### PROMPT
Every record below should be printed exactly as it appears.

○ ○ ○ ○ ○

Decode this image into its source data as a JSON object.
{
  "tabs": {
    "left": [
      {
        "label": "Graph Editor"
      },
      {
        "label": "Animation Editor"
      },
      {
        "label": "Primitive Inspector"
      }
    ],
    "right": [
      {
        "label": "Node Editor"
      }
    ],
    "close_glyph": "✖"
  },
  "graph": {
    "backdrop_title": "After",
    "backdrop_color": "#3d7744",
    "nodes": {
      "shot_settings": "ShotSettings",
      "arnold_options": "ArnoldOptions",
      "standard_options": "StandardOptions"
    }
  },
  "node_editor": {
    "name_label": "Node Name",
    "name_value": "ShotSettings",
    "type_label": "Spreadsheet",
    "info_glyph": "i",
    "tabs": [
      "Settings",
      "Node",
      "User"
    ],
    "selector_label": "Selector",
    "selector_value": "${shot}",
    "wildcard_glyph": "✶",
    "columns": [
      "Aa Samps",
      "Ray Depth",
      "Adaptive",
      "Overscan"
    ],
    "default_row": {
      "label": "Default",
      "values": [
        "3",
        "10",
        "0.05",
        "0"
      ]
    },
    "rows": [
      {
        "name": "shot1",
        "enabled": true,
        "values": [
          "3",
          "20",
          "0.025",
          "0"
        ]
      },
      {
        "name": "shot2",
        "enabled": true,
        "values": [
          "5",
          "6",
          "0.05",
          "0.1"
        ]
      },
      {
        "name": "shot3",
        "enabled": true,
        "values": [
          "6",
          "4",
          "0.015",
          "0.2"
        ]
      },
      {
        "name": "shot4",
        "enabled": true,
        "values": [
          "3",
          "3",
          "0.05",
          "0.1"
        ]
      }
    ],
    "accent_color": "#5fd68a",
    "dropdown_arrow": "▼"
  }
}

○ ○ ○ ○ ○

### WRITTEN ANSWER
Decode this image into its source data as a JSON object.
{
  "tabs": {
    "left": [
      {
        "label": "Graph Editor"
      },
      {
        "label": "Animation Editor"
      },
      {
        "label": "Primitive Inspector"
      }
    ],
    "right": [
      {
        "label": "Node Editor"
      }
    ],
    "close_glyph": "✖"
  },
  "graph": {
    "backdrop_title": "After",
    "backdrop_color": "#3d7744",
    "nodes": {
      "shot_settings": "ShotSettings",
      "arnold_options": "ArnoldOptions",
      "standard_options": "StandardOptions"
    }
  },
  "node_editor": {
    "name_label": "Node Name",
    "name_value": "ShotSettings",
    "type_label": "Spreadsheet",
    "info_glyph": "i",
    "tabs": [
      "Settings",
      "Node",
      "User"
    ],
    "selector_label": "Selector",
    "selector_value": "${shot}",
    "wildcard_glyph": "✶",
    "columns": [
      "Aa Samps",
      "Ray Depth",
      "Adaptive",
      "Overscan"
    ],
    "default_row": {
      "label": "Default",
      "values": [
        "3",
        "10",
        "0.05",
        "0"
      ]
    },
    "rows": [
      {
        "name": "shot1",
        "enabled": true,
        "values": [
          "3",
          "20",
          "0.025",
          "0"
        ]
      },
      {
        "name": "shot2",
        "enabled": true,
        "values": [
          "5",
          "6",
          "0.05",
          "0.1"
        ]
      },
      {
        "name": "shot3",
        "enabled": true,
        "values": [
          "6",
          "4",
          "0.015",
          "0.2"
        ]
      },
      {
        "name": "shot4",
        "enabled": true,
        "values": [
          "3",
          "3",
          "0.05",
          "0.1"
        ]
      }
    ],
    "accent_color": "#5fd68a",
    "dropdown_arrow": "▼"
  }
}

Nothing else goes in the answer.